Count every line of the data that includes "icon". State only the number.

Data about app and page elements
*** Block opens ***
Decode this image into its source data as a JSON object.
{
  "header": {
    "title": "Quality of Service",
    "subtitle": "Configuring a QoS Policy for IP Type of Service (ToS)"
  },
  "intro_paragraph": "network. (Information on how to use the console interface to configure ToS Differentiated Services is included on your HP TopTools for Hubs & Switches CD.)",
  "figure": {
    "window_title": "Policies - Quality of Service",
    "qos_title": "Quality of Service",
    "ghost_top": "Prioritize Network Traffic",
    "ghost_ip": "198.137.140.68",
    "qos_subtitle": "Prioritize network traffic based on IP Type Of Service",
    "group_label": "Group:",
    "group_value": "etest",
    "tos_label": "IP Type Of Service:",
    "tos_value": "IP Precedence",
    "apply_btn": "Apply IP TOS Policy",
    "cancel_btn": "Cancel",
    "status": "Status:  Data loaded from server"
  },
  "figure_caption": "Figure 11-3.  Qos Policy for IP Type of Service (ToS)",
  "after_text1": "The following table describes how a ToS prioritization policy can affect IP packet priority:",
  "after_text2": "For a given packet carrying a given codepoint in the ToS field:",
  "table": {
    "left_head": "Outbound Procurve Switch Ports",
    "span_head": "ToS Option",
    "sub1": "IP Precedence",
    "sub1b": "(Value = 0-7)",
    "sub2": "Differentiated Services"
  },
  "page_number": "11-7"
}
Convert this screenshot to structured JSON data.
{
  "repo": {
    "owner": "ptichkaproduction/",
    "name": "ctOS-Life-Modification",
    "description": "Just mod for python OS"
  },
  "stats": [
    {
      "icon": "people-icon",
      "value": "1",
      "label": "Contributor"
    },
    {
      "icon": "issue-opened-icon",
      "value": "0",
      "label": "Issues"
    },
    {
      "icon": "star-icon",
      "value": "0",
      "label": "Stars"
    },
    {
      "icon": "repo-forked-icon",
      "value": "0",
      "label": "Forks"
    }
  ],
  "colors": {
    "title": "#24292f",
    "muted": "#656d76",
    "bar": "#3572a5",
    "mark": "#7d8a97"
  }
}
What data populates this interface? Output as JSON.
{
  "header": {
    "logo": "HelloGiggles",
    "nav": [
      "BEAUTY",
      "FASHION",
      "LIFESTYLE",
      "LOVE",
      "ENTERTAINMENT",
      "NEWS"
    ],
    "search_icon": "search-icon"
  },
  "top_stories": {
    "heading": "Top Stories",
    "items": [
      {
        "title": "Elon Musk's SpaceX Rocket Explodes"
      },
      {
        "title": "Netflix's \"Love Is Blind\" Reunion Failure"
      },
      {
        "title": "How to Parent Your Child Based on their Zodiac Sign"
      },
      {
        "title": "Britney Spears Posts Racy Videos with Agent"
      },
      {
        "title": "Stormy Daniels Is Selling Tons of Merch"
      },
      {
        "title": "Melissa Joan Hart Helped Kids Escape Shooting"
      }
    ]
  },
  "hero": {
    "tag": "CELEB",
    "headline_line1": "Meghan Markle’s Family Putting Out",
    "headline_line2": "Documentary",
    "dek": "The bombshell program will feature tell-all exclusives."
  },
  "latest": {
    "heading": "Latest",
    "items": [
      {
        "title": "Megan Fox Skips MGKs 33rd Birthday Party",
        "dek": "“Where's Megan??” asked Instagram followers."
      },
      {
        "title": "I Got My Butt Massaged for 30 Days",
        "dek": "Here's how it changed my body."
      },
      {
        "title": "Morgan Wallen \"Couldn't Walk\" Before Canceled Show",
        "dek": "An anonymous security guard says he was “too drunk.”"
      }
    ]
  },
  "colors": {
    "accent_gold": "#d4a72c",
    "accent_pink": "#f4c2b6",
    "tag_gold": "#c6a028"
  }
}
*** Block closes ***
WRITTEN REPLY -
5